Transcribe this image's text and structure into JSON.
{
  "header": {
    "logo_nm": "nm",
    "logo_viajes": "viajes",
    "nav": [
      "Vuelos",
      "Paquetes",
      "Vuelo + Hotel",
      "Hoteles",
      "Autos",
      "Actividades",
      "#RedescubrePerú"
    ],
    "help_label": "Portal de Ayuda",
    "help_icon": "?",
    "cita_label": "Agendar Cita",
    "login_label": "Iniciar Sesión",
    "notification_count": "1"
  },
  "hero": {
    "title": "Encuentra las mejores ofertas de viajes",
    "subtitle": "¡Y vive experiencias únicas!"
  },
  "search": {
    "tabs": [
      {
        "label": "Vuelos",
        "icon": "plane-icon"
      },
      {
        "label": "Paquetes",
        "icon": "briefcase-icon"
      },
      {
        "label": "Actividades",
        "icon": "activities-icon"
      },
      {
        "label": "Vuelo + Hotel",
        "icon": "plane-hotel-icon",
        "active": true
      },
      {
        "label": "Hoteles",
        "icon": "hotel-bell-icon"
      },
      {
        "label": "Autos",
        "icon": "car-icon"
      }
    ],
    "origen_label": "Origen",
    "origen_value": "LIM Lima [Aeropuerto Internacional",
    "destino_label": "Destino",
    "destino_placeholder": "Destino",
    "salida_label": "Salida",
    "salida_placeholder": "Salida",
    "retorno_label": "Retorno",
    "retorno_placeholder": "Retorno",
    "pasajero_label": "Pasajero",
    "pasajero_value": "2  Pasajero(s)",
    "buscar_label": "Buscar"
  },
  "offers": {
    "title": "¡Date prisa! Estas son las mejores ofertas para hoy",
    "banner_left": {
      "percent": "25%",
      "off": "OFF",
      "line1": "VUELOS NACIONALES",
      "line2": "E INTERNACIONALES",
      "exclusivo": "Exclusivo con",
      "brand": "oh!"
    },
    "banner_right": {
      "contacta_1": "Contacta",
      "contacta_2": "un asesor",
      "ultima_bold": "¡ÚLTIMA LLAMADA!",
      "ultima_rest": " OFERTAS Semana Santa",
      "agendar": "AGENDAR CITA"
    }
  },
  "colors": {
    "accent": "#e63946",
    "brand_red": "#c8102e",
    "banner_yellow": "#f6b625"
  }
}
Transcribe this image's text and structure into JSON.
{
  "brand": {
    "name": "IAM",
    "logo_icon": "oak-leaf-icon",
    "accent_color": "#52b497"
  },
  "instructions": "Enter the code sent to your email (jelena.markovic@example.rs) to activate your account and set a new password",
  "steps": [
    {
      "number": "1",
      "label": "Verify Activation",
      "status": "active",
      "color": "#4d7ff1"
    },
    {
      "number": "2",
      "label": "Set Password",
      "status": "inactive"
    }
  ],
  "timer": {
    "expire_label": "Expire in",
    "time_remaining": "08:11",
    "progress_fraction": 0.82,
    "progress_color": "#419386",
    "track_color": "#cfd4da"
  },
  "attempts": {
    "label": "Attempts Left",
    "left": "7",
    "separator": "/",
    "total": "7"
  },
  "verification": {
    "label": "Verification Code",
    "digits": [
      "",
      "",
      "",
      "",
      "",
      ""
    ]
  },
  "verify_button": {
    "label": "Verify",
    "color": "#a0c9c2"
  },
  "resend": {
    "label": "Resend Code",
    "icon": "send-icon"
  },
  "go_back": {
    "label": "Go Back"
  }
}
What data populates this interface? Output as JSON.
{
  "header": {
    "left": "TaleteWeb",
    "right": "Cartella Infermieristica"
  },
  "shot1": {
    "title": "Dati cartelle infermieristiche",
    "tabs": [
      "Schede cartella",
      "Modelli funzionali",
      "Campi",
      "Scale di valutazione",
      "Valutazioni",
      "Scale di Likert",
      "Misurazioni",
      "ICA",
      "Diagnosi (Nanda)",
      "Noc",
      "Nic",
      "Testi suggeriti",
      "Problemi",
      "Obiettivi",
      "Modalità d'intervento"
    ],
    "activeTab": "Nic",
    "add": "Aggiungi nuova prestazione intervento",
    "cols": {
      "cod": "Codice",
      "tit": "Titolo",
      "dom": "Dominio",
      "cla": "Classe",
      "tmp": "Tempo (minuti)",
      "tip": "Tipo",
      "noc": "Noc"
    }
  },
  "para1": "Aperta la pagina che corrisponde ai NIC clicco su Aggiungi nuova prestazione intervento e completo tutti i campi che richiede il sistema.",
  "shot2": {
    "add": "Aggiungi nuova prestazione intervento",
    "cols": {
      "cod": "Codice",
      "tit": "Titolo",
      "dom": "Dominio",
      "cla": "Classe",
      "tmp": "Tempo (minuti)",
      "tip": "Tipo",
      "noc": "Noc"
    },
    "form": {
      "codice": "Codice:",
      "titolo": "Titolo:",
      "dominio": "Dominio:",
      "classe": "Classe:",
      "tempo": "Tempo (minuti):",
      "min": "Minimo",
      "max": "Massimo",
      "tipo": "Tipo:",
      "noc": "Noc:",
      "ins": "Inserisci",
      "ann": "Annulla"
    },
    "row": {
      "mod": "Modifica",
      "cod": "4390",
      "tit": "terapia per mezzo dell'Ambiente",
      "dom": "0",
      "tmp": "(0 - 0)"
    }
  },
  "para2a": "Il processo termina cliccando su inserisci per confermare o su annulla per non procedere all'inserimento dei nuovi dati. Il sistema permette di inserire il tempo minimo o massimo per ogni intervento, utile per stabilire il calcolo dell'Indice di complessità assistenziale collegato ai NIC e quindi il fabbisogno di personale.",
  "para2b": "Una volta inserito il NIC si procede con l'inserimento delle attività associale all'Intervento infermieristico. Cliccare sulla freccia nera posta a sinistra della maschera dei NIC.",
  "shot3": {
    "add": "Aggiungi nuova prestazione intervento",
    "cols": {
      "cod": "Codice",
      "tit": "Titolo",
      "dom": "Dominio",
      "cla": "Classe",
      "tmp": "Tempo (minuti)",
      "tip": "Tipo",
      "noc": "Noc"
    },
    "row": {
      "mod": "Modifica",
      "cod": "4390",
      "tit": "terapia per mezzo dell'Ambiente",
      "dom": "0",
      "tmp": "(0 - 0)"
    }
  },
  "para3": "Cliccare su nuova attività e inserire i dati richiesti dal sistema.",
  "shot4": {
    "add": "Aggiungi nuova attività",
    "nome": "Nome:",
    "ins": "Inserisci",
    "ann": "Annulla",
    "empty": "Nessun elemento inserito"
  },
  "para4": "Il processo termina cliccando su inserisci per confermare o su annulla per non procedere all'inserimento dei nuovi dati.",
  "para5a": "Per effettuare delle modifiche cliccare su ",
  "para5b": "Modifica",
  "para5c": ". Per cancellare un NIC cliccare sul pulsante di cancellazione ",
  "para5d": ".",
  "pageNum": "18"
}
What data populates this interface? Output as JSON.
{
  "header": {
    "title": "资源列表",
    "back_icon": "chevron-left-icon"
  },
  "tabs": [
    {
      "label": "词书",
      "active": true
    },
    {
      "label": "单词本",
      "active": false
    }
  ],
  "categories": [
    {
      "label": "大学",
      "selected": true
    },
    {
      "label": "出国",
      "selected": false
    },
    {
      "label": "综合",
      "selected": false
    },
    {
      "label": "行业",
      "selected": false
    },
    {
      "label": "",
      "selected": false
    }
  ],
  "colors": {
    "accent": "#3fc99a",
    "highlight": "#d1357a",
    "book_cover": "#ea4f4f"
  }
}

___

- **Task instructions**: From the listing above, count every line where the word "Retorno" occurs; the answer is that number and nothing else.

- **Response below**: 2